Most beautiful small birds - Sykalo Eugen 2024

Common Kingfisher (Alcedo atthis)


  • Species name: Common Kingfisher, Eurasian Kingfisher, River Kingfisher
  • Scientific name: Alcedo atthis
  • Family: Alcedinidae (Kingfishers)
  • Order: Coraciiformes (Rollers, Kingfishers, Bee-eaters)
  • Subclass: Neornithes (Modern birds)
  • Class: Aves (Birds)


  • Size: Small bird, about 16-18 cm (6.3-7.1 in) long with a wingspan of 25-27 cm (9.8-10.6 in).
  • Body shape: Compact and stocky, with a large head, short neck, and a stubby, powerful tail.
  • Plumage color:

Upperparts: Bright turquoise-blue with metallic sheen.

Underparts: Rusty orange.

Black mask and white patch under eyes.

Long, orange-red beak.

  • Beak: Long, straight, and pointed, orange-red in color, perfect for spearing fish and aquatic insects.
  • Legs: Short and bright orange.
  • Tail: Short and stubby.


  • Method of feeding: Hunts by perching on branches or reeds overlooking water, then diving headfirst to catch fish and aquatic insects.
  • Reproduction: Builds burrows in riverbanks or cliffs. Lays 4-7 white eggs. Both parents care for the young.
  • Movement: Resident in much of its range, but some migration in northern areas.
  • Communication: Loud, shrill whistle used to defend territory and attract mates. Also has chattering calls.


  • Habitat: Rivers, streams, lakes, ponds, and canals with clear water and overhanging vegetation.
  • Diet: Primarily fish and aquatic insects, but also crustaceans and amphibians.
  • Hunting methods: Perches on branches or reeds, spots prey in the water below, and dives headfirst to snatch it with its long, sharp beak.
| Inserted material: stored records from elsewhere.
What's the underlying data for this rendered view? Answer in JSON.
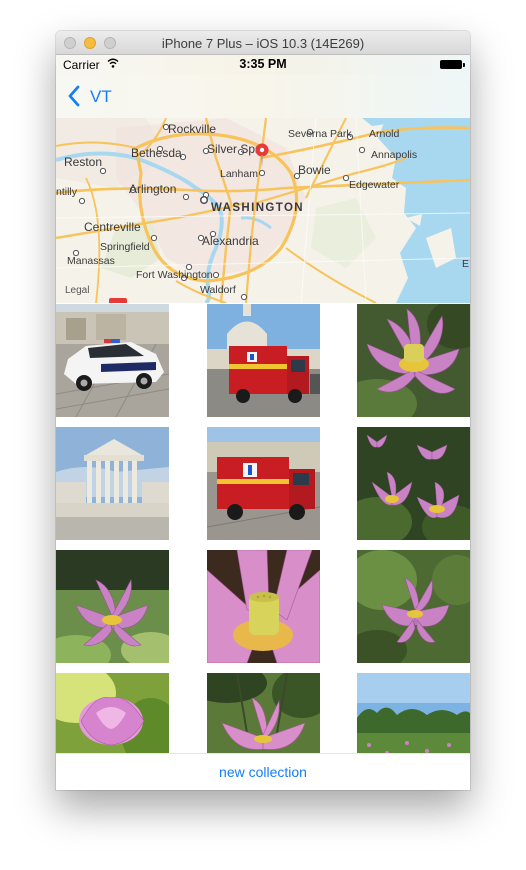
{
  "window": {
    "title": "iPhone 7 Plus – iOS 10.3 (14E269)"
  },
  "status_bar": {
    "carrier": "Carrier",
    "time": "3:35 PM"
  },
  "nav_bar": {
    "back_label": "VT"
  },
  "map": {
    "labels": {
      "rockville": "Rockville",
      "severna_park": "Severna Park",
      "arnold": "Arnold",
      "bethesda": "Bethesda",
      "silver_spring": "Silver Spri",
      "annapolis": "Annapolis",
      "reston": "Reston",
      "lanham": "Lanham",
      "bowie": "Bowie",
      "chantilly": "ntilly",
      "arlington": "Arlington",
      "edgewater": "Edgewater",
      "washington": "WASHINGTON",
      "centreville": "Centreville",
      "springfield": "Springfield",
      "alexandria": "Alexandria",
      "manassas": "Manassas",
      "fort_washington": "Fort Washington",
      "waldorf": "Waldorf",
      "legal": "Legal",
      "edge_e": "E"
    },
    "colors": {
      "water": "#a8d8f0",
      "land": "#f5f2e9",
      "highway": "#f7c35a",
      "pin": "#e8393a"
    }
  },
  "photos": [
    {
      "subject": "police-car"
    },
    {
      "subject": "ambulance-capitol"
    },
    {
      "subject": "lotus-flower"
    },
    {
      "subject": "supreme-court"
    },
    {
      "subject": "ambulance"
    },
    {
      "subject": "lotus-flowers"
    },
    {
      "subject": "lotus-flower"
    },
    {
      "subject": "lotus-closeup"
    },
    {
      "subject": "lotus-flower"
    },
    {
      "subject": "lotus-bud"
    },
    {
      "subject": "lotus-flower"
    },
    {
      "subject": "lotus-field"
    }
  ],
  "footer": {
    "new_collection_label": "new collection"
  },
  "colors": {
    "tint": "#147efb"
  }
}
Distribution: Found across Europe, Asia, and North Africa. Also found in parts of the Middle East and Siberia.


Don't underestimate the flash of turquoise that darts along rivers and streams - the Common Kingfisher is a feathered jewel with more than meets the eye. Beneath its vibrant plumage and dagger-like beak lies a treasure trove of fascinating facts and hidden skills that will leave you mesmerized by this aquatic acrobat:
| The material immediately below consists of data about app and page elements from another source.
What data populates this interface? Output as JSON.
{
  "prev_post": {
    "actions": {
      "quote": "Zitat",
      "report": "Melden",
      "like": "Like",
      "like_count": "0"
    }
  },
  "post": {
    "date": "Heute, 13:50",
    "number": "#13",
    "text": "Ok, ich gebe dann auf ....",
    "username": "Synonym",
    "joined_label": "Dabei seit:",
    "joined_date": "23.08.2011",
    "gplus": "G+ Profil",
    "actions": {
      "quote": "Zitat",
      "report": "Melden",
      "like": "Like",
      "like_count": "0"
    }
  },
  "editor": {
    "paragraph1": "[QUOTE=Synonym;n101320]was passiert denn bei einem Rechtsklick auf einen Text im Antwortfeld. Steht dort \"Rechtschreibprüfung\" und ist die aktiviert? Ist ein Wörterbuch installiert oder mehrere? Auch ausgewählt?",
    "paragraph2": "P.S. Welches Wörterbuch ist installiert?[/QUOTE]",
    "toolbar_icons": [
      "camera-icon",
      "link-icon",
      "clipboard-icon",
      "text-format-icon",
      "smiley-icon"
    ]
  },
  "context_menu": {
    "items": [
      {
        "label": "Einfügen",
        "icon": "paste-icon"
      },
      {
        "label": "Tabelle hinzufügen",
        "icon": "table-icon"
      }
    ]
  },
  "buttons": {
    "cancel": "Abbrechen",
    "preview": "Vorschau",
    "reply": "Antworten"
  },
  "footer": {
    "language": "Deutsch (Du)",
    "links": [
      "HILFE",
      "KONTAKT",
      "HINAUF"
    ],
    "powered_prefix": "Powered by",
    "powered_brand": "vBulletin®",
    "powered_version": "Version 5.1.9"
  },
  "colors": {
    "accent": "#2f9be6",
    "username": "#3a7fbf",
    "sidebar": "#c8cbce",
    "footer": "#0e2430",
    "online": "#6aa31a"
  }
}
Diving Dynamo: Forget graceful swans; the Kingfisher is a diving champion. It plunges headfirst into water with incredible speed and precision, catching unsuspecting fish in a flash of turquoise brilliance. Imagine them as feathered torpedoes with built-in underwater radar!

Unexpected Architects: Kingfisher nests aren't built on branches or in cozy hollows. These feathered engineers dig tunnels up to ten feet long in sandy riverbanks, creating burrows that offer cool refuge and protection for their chicks. Talk about feathered excavators with built-in shovels and a penchant for riverfront real estate!
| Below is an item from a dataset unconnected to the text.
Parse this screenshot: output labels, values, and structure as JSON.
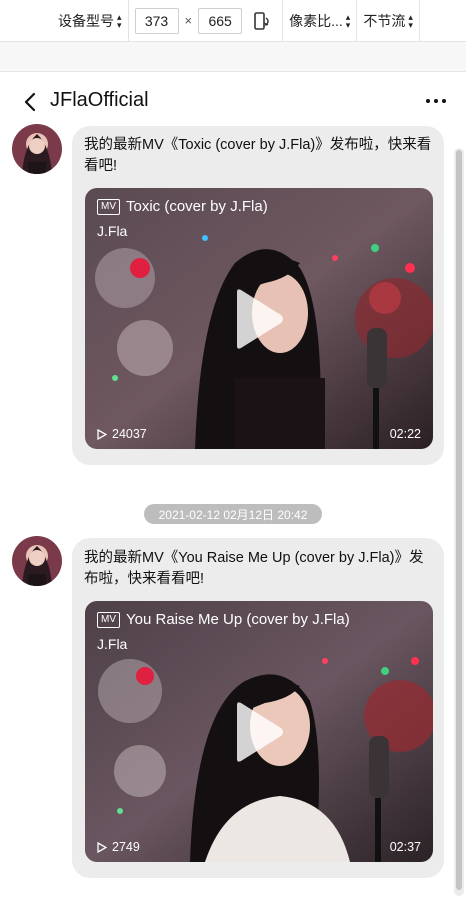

Feathered Fashionista: The Kingfisher's beauty isn't just a splash of color. Its plumage reflects light in a spectacular way, making it shimmer and change hues depending on the angle. It's like a feathered disco ball with built-in iridescence!

Silent Stalker: Despite its vibrant appearance, the Kingfisher is a master of stealth. It perches motionless on branches, patiently waiting for prey, and its silent flight allows it to approach unsuspecting fish without a ripple. Think of them as feathered ninjas with built-in invisibility cloaks!

Unexpected Tool Users: Recent research suggests Kingfishers might be smarter than we thought. They have been observed using sticks and twigs to flush out prey from hiding beneath rocks and vegetation. Talk about feathered fishers with built-in underwater bait!

Symbiotic Symphony: Kingfishers play a vital role in the ecosystem. By controlling fish populations, they help maintain the health of waterways and freshwater ecosystems. These feathered fishermen contribute to a balanced aquatic symphony.

Cultural Charmer: Kingfishers have held a special place in human cultures for centuries. They appear in folklore, art, and even music, often symbolizing purity, swiftness, and the captivating beauty of nature. It's a testament to the enduring fascination we have with these feathered jewels of the rivers.

Hidden Vulnerability: Despite their resilience, Kingfishers face threats from habitat loss, pollution, and invasive species. Conservation efforts are crucial to ensure these vibrant jewels continue to grace our waterways for generations to come.